►

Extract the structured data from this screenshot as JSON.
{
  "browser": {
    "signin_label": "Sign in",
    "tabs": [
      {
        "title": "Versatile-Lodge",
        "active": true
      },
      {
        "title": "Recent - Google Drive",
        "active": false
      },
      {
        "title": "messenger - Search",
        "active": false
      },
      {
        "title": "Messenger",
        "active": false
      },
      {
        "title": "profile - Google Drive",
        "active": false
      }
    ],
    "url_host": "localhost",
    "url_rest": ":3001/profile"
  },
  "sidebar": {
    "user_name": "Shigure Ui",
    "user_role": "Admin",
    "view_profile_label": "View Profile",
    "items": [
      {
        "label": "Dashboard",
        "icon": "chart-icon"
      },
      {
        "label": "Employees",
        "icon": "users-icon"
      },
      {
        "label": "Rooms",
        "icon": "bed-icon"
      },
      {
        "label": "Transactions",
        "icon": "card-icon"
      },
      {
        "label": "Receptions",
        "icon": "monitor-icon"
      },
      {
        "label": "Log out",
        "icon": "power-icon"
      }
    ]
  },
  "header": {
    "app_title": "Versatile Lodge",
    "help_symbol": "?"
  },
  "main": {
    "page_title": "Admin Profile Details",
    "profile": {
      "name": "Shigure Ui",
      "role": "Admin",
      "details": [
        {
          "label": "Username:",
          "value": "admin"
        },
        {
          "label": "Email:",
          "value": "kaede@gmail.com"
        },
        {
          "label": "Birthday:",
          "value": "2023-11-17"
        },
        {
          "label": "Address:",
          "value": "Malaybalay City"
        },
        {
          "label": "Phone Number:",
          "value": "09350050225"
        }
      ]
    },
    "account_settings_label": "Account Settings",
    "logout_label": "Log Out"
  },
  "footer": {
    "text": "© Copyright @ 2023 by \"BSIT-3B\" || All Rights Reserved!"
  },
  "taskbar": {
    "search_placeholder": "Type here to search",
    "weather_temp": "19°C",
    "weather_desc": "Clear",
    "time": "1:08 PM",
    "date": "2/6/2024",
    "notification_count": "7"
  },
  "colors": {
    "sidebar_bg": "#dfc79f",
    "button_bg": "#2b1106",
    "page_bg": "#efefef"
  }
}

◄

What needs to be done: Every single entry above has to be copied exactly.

Exercise result:
Extract the structured data from this screenshot as JSON.
{
  "browser": {
    "signin_label": "Sign in",
    "tabs": [
      {
        "title": "Versatile-Lodge",
        "active": true
      },
      {
        "title": "Recent - Google Drive",
        "active": false
      },
      {
        "title": "messenger - Search",
        "active": false
      },
      {
        "title": "Messenger",
        "active": false
      },
      {
        "title": "profile - Google Drive",
        "active": false
      }
    ],
    "url_host": "localhost",
    "url_rest": ":3001/profile"
  },
  "sidebar": {
    "user_name": "Shigure Ui",
    "user_role": "Admin",
    "view_profile_label": "View Profile",
    "items": [
      {
        "label": "Dashboard",
        "icon": "chart-icon"
      },
      {
        "label": "Employees",
        "icon": "users-icon"
      },
      {
        "label": "Rooms",
        "icon": "bed-icon"
      },
      {
        "label": "Transactions",
        "icon": "card-icon"
      },
      {
        "label": "Receptions",
        "icon": "monitor-icon"
      },
      {
        "label": "Log out",
        "icon": "power-icon"
      }
    ]
  },
  "header": {
    "app_title": "Versatile Lodge",
    "help_symbol": "?"
  },
  "main": {
    "page_title": "Admin Profile Details",
    "profile": {
      "name": "Shigure Ui",
      "role": "Admin",
      "details": [
        {
          "label": "Username:",
          "value": "admin"
        },
        {
          "label": "Email:",
          "value": "kaede@gmail.com"
        },
        {
          "label": "Birthday:",
          "value": "2023-11-17"
        },
        {
          "label": "Address:",
          "value": "Malaybalay City"
        },
        {
          "label": "Phone Number:",
          "value": "09350050225"
        }
      ]
    },
    "account_settings_label": "Account Settings",
    "logout_label": "Log Out"
  },
  "footer": {
    "text": "© Copyright @ 2023 by \"BSIT-3B\" || All Rights Reserved!"
  },
  "taskbar": {
    "search_placeholder": "Type here to search",
    "weather_temp": "19°C",
    "weather_desc": "Clear",
    "time": "1:08 PM",
    "date": "2/6/2024",
    "notification_count": "7"
  },
  "colors": {
    "sidebar_bg": "#dfc79f",
    "button_bg": "#2b1106",
    "page_bg": "#efefef"
  }
}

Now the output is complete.